[[ DATA SECTION, beginning ]]

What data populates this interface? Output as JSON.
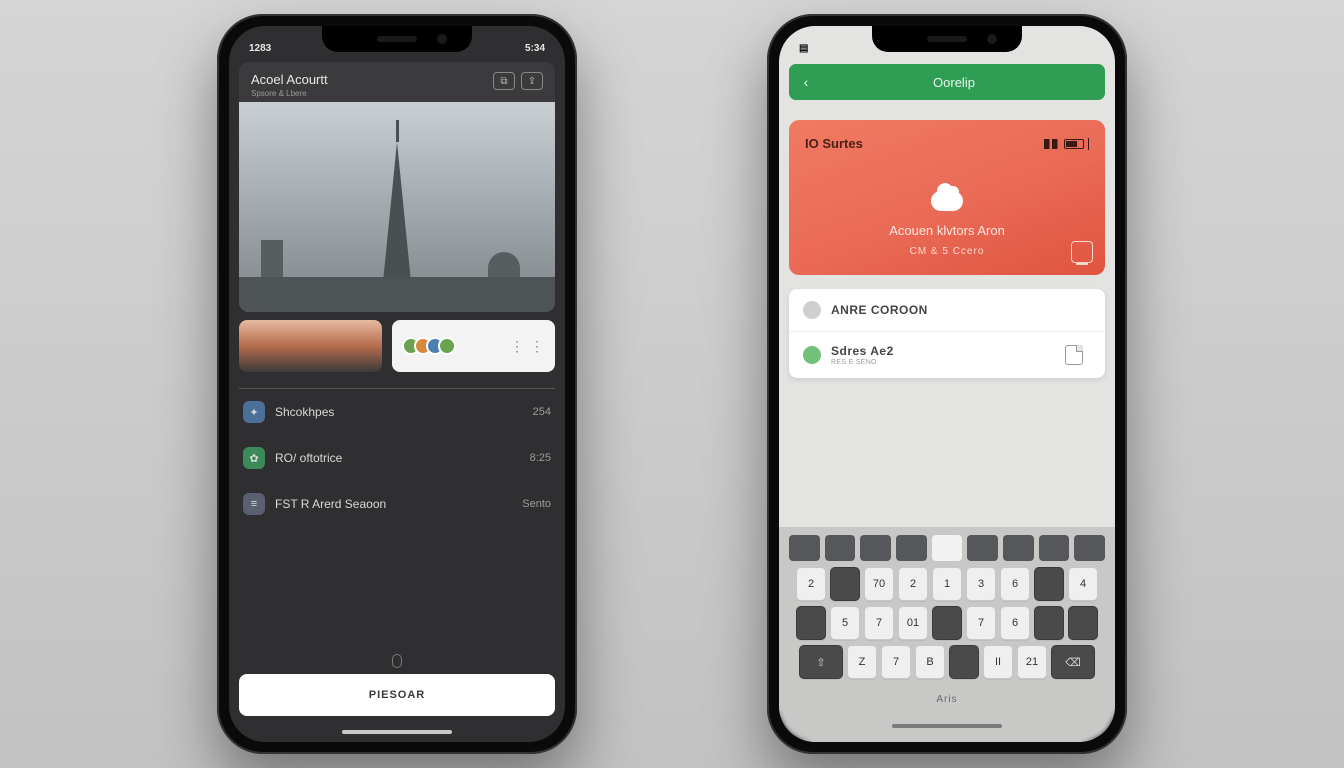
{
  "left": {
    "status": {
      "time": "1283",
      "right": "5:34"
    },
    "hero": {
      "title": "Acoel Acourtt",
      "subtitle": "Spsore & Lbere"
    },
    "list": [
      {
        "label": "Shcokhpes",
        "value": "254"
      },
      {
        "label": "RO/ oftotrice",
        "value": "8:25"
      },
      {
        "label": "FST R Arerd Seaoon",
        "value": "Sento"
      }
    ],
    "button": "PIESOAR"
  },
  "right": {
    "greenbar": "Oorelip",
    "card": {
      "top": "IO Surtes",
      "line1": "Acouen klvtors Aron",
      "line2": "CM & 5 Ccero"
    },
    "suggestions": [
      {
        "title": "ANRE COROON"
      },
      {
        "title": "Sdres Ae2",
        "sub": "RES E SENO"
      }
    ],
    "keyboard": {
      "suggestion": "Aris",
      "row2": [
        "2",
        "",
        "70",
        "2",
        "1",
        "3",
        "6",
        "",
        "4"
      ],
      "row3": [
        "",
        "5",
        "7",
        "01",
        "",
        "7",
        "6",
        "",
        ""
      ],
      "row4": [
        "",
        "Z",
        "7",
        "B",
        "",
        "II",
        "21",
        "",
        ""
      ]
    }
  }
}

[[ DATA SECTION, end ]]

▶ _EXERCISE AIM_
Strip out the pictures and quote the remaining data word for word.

▶ _ANSWER TO THIS EXERCISE_
What data populates this interface? Output as JSON.
{
  "left": {
    "status": {
      "time": "1283",
      "right": "5:34"
    },
    "hero": {
      "title": "Acoel Acourtt",
      "subtitle": "Spsore & Lbere"
    },
    "list": [
      {
        "label": "Shcokhpes",
        "value": "254"
      },
      {
        "label": "RO/ oftotrice",
        "value": "8:25"
      },
      {
        "label": "FST R Arerd Seaoon",
        "value": "Sento"
      }
    ],
    "button": "PIESOAR"
  },
  "right": {
    "greenbar": "Oorelip",
    "card": {
      "top": "IO Surtes",
      "line1": "Acouen klvtors Aron",
      "line2": "CM & 5 Ccero"
    },
    "suggestions": [
      {
        "title": "ANRE COROON"
      },
      {
        "title": "Sdres Ae2",
        "sub": "RES E SENO"
      }
    ],
    "keyboard": {
      "suggestion": "Aris",
      "row2": [
        "2",
        "",
        "70",
        "2",
        "1",
        "3",
        "6",
        "",
        "4"
      ],
      "row3": [
        "",
        "5",
        "7",
        "01",
        "",
        "7",
        "6",
        "",
        ""
      ],
      "row4": [
        "",
        "Z",
        "7",
        "B",
        "",
        "II",
        "21",
        "",
        ""
      ]
    }
  }
}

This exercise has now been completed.